After we finished our appetizer, our chefs got started. First, wine goes into the pot and once it starts boiling, you toss in a bit garlic. Then, they give you a startling amount of shredded cheese which you throw into the pot as well. Yolanda instructed our guest chefs that once the cheese was in the pot, they were only allowed to stir in a circle or a figure eight pattern and no other stirring direction was permitted. As we were getting close to dipping time, Yolanda told us to tear up our bread into smaller pieces and to pierce it through the crust side so that it would stay on the fondue skewer. When we all had our first piece of bread ready, it was time to dip in! And yummmmmm….so good! It truly was the best fondue I’ve ever had, and by the time we were done, we were all so full. But…our day wasn’t even close to being over!
Village of Gruyères
We all waddled back to the bus, full from our 5,000-calorie day of endless chocolate and cheese, and we started the drive to the village of Gruyères, which is a lovely little medieval village, complete with a castle built in the 13th century. Yolanda dropped us off and gave us an hour or so to wander.

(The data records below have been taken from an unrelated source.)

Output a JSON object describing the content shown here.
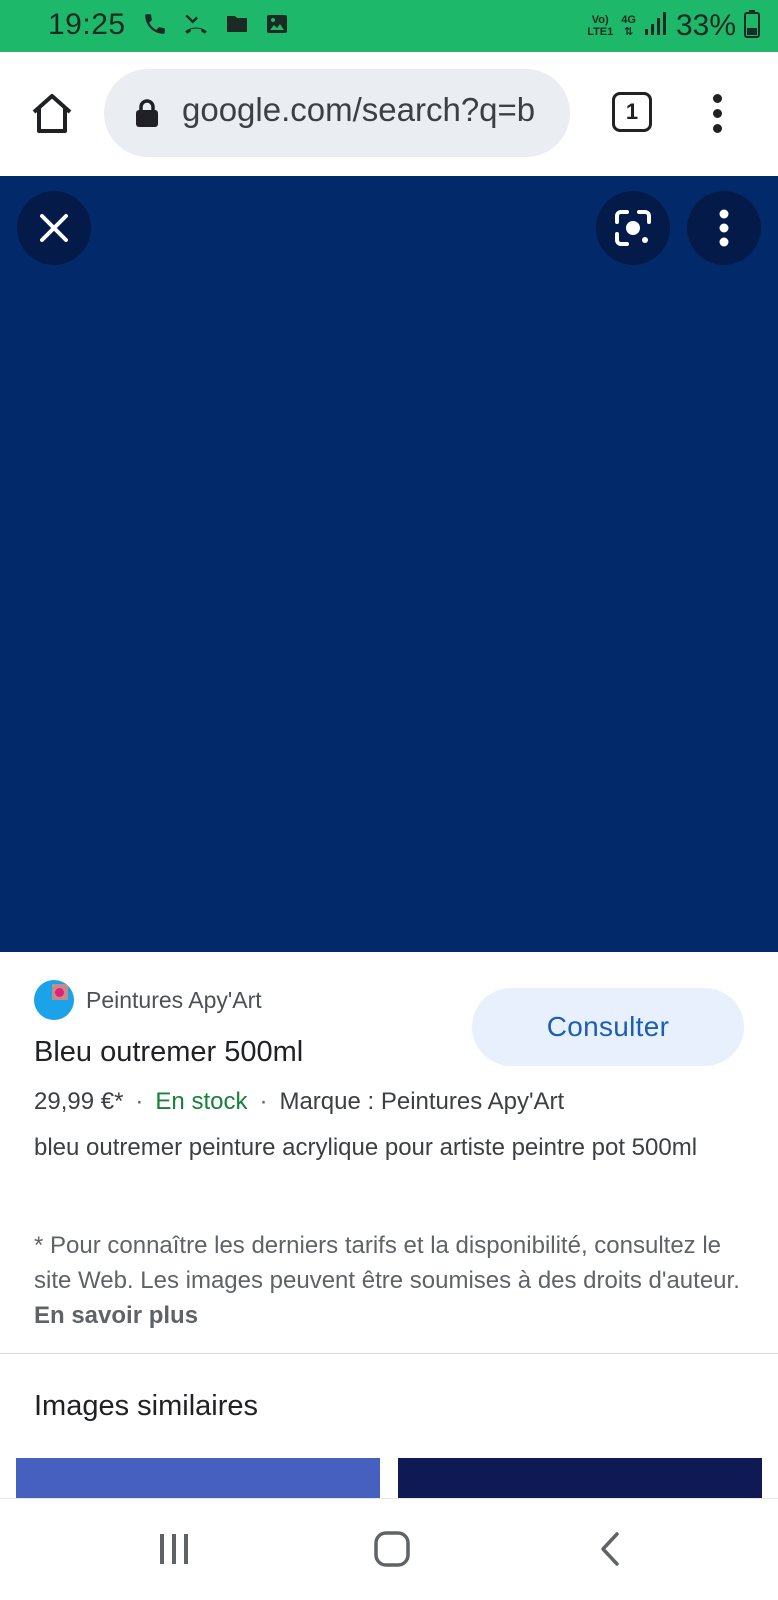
{
  "status_bar": {
    "time": "19:25",
    "volte_top": "Vo)",
    "volte_bottom": "LTE1",
    "network": "4G",
    "battery": "33%"
  },
  "browser": {
    "url": "google.com/search?q=b",
    "tab_count": "1"
  },
  "product": {
    "source": "Peintures Apy'Art",
    "action_label": "Consulter",
    "title": "Bleu outremer 500ml",
    "price": "29,99 €*",
    "availability": "En stock",
    "brand": "Marque : Peintures Apy'Art",
    "description": "bleu outremer peinture acrylique pour artiste peintre pot 500ml",
    "notice": "* Pour connaître les derniers tarifs et la disponibilité, consultez le site Web. Les images peuvent être soumises à des droits d'auteur.",
    "notice_link": "En savoir plus"
  },
  "similar": {
    "title": "Images similaires"
  },
  "colors": {
    "status_bar": "#1db86a",
    "image": "#022a6b",
    "accent": "#1a5fb4",
    "in_stock": "#188038"
  },
  "icons": {
    "status": [
      "phone-icon",
      "missed-call-icon",
      "folder-icon",
      "image-icon",
      "signal-icon",
      "battery-icon"
    ],
    "toolbar": [
      "home-icon",
      "lock-icon",
      "tabs-icon",
      "more-vert-icon"
    ],
    "viewer": [
      "close-icon",
      "lens-icon",
      "more-vert-icon"
    ],
    "nav": [
      "recents-icon",
      "home-icon",
      "back-icon"
    ]
  }
}
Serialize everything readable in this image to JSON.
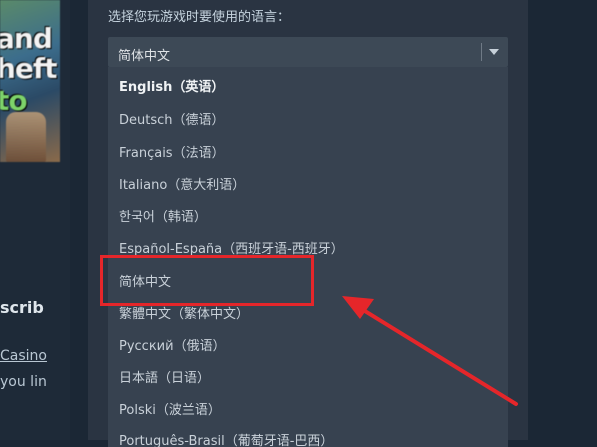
{
  "left_panel": {
    "game_logo_lines": [
      "and",
      "heft",
      "to"
    ],
    "subscribe": "scrib",
    "casino": "Casino",
    "link": "you lin"
  },
  "dialog": {
    "prompt": "选择您玩游戏时要使用的语言：",
    "select": {
      "value": "简体中文",
      "caret_icon": "chevron-down-icon"
    },
    "options": [
      "English（英语）",
      "Deutsch（德语）",
      "Français（法语）",
      "Italiano（意大利语）",
      "한국어（韩语）",
      "Español-España（西班牙语-西班牙）",
      "简体中文",
      "繁體中文（繁体中文）",
      "Русский（俄语）",
      "日本語（日语）",
      "Polski（波兰语）",
      "Português-Brasil（葡萄牙语-巴西）"
    ],
    "active_index": 0,
    "highlighted_index": 6
  },
  "annotation": {
    "color": "#e5262a"
  }
}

We walked up to and around the castle but didn’t go in, as it was crowded and we didn’t have very much time. Instead, we moseyed back to visit the bar associated with the H.R. Giger museum in town. I didn’t know who H.R. Giger was, but Mike did. And you will know who he is, too, in a second when I tell you that he is the man behind the creepy design work in the movie, Alien, for which he received an Academy Award. He is also Swiss, so the location isn’t as random as it initially seemed to us. You can visit the museum to see his paintings and sculptures, or you can do what we did and have a beer in the bar, which is most certainly unlike any bar you’ll ever visit in your life.
Scenic Train Ride
And once we finished our beer it was already time to move on to the final activity on our trip, which was a short ride on the Golden Pass Panoramic Train. In the tour description, it wasn’t entirely clear where the train ride would take us, but as it turned out, we were treated to a 50-minute ride that first went up and then back down a mountain, passing through several tunnels along the way.
I have never been on a train that went up or down any hills as steep as this, so it was quite a treat! Also, the views of the lake and the mountains were just breathtaking. At the end of the ride, we arrived in the gorgeous lakefront town of Montreux, famous for its jazz festival and for being the place that inspired Deep Purple’s song “Smoke on the Water” after a casino caught fire there in the early ‘70s. Freddie Mercury also lived in Montreux and recorded his last album with Queen there.
Our bus driver met us at the train station in Montreux and soon after we were on our way back to Lausanne and then Geneva, exhausted and stuffed after our long day of touring and eating! We all took a bit of a nap on the way home, but I can say that this was one of the best day-tours that I’ve ever taken in all my travels. Though I wish we had more time at some of the stops, we didn’t feel like we stayed anywhere too long, which often seems to happen on these full-day tours. If you’re looking to do a lot in one day and enjoy stuffing your face in the process, check out this tour!
Have you already been to Gruyère yourself? If so, I’d love to hear if you’ve had a chance to visit any of the places mentioned above and whether you enjoyed the chocolate and cheese as much as we did!
In my next post, I’ll wrap up our Geneva trip with a list of my Top 5 Things to Do in Geneva. Stay tuned!